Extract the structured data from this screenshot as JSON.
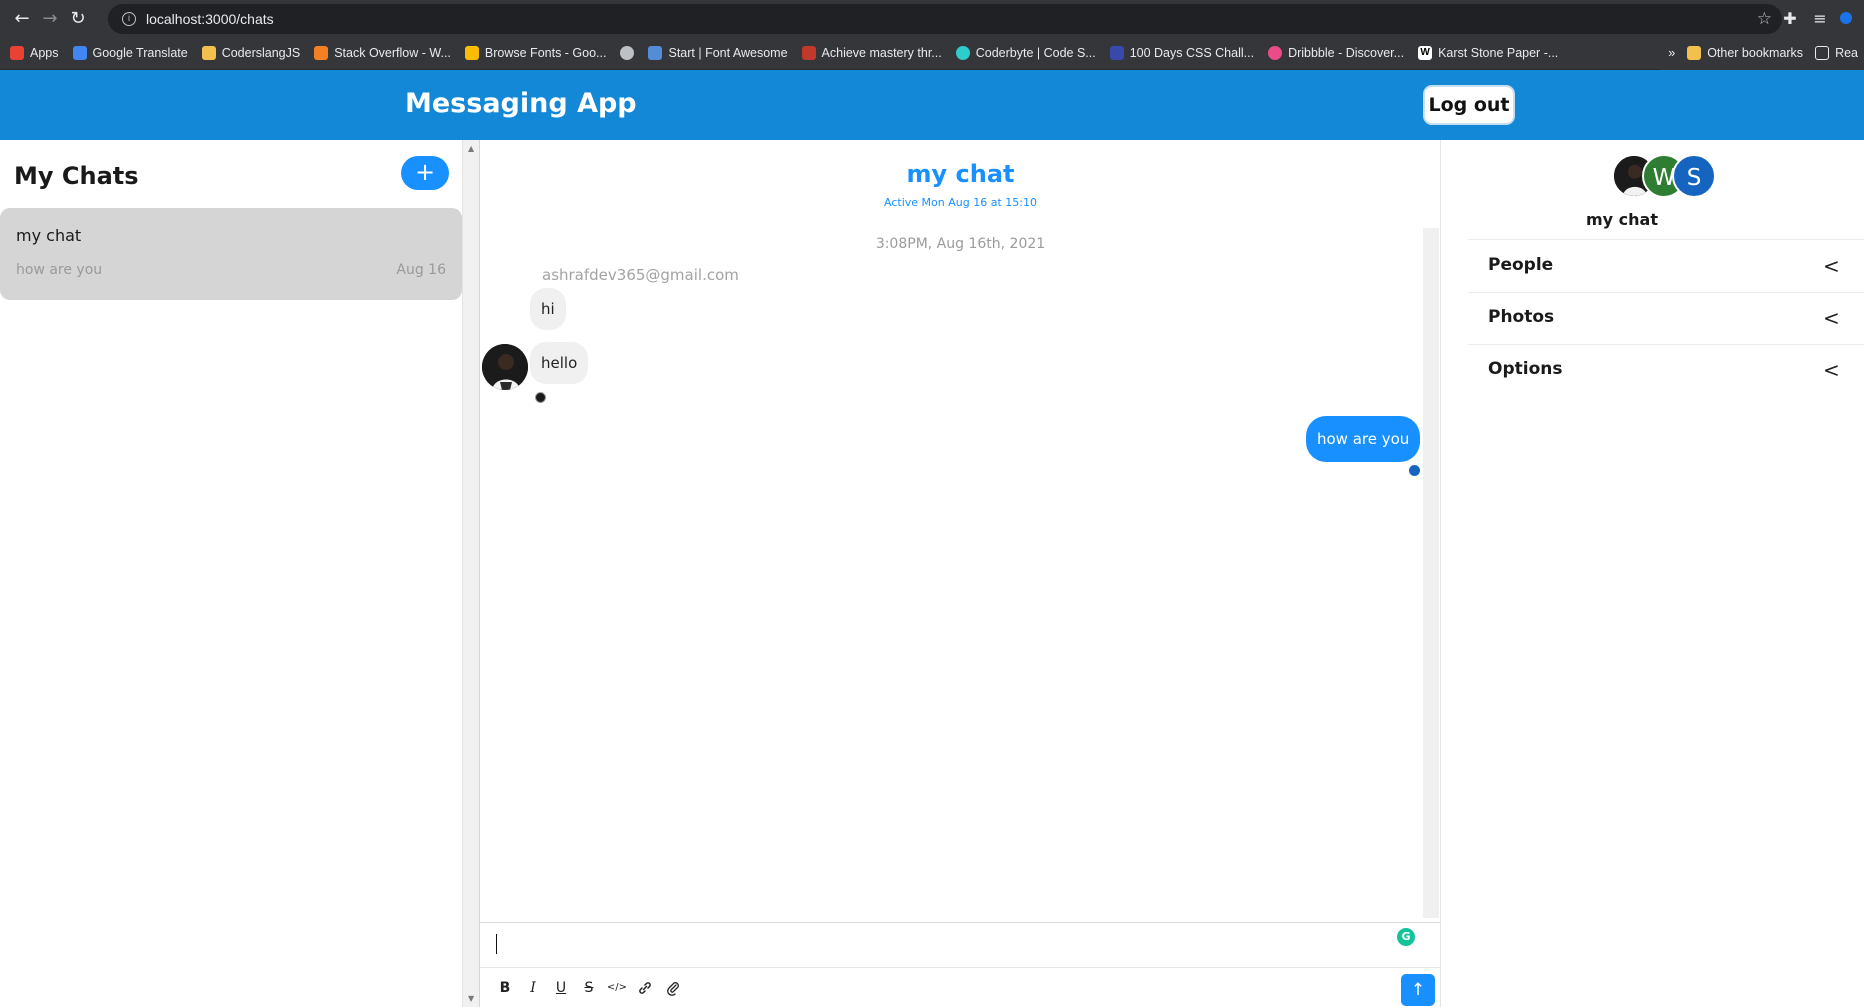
{
  "browser": {
    "url": "localhost:3000/chats",
    "bookmarks": [
      {
        "label": "Apps",
        "color": "#e94235"
      },
      {
        "label": "Google Translate",
        "color": "#4285f4"
      },
      {
        "label": "CoderslangJS",
        "color": "#f2c04d"
      },
      {
        "label": "Stack Overflow - W...",
        "color": "#f48024"
      },
      {
        "label": "Browse Fonts - Goo...",
        "color": "#fbbc05"
      },
      {
        "label": "",
        "color": "#bdc1c6"
      },
      {
        "label": "Start | Font Awesome",
        "color": "#538dd7"
      },
      {
        "label": "Achieve mastery thr...",
        "color": "#c0392b"
      },
      {
        "label": "Coderbyte | Code S...",
        "color": "#2ecccd"
      },
      {
        "label": "100 Days CSS Chall...",
        "color": "#3949ab"
      },
      {
        "label": "Dribbble - Discover...",
        "color": "#ea4c89"
      },
      {
        "label": "Karst Stone Paper -...",
        "color": "#ffffff"
      }
    ],
    "more_bookmarks": "»",
    "other_bookmarks": "Other bookmarks",
    "reading_list": "Rea"
  },
  "header": {
    "title": "Messaging App",
    "logout_label": "Log out"
  },
  "sidebar": {
    "title": "My Chats",
    "new_chat_icon": "+",
    "chats": [
      {
        "name": "my chat",
        "last_message": "how are you",
        "date": "Aug 16"
      }
    ]
  },
  "chat": {
    "title": "my chat",
    "status": "Active Mon Aug 16 at 15:10",
    "timestamp": "3:08PM, Aug 16th, 2021",
    "sender": "ashrafdev365@gmail.com",
    "messages": [
      {
        "text": "hi",
        "direction": "in"
      },
      {
        "text": "hello",
        "direction": "in"
      },
      {
        "text": "how are you",
        "direction": "out"
      }
    ],
    "composer": {
      "placeholder": "",
      "tools": [
        "B",
        "I",
        "U",
        "S",
        "</>",
        "link-icon",
        "attach-icon"
      ],
      "send_icon": "↑"
    }
  },
  "details": {
    "avatars": [
      {
        "letter": "",
        "color": "#1b1b1b"
      },
      {
        "letter": "W",
        "color": "#2e7d32"
      },
      {
        "letter": "S",
        "color": "#1565c0"
      }
    ],
    "name": "my chat",
    "sections": [
      "People",
      "Photos",
      "Options"
    ]
  },
  "colors": {
    "header_bg": "#1388d6",
    "accent": "#1890ff",
    "selected_chat_bg": "#d5d5d5"
  }
}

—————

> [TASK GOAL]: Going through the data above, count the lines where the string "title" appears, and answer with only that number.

> [OUTPUT BELOW]: 3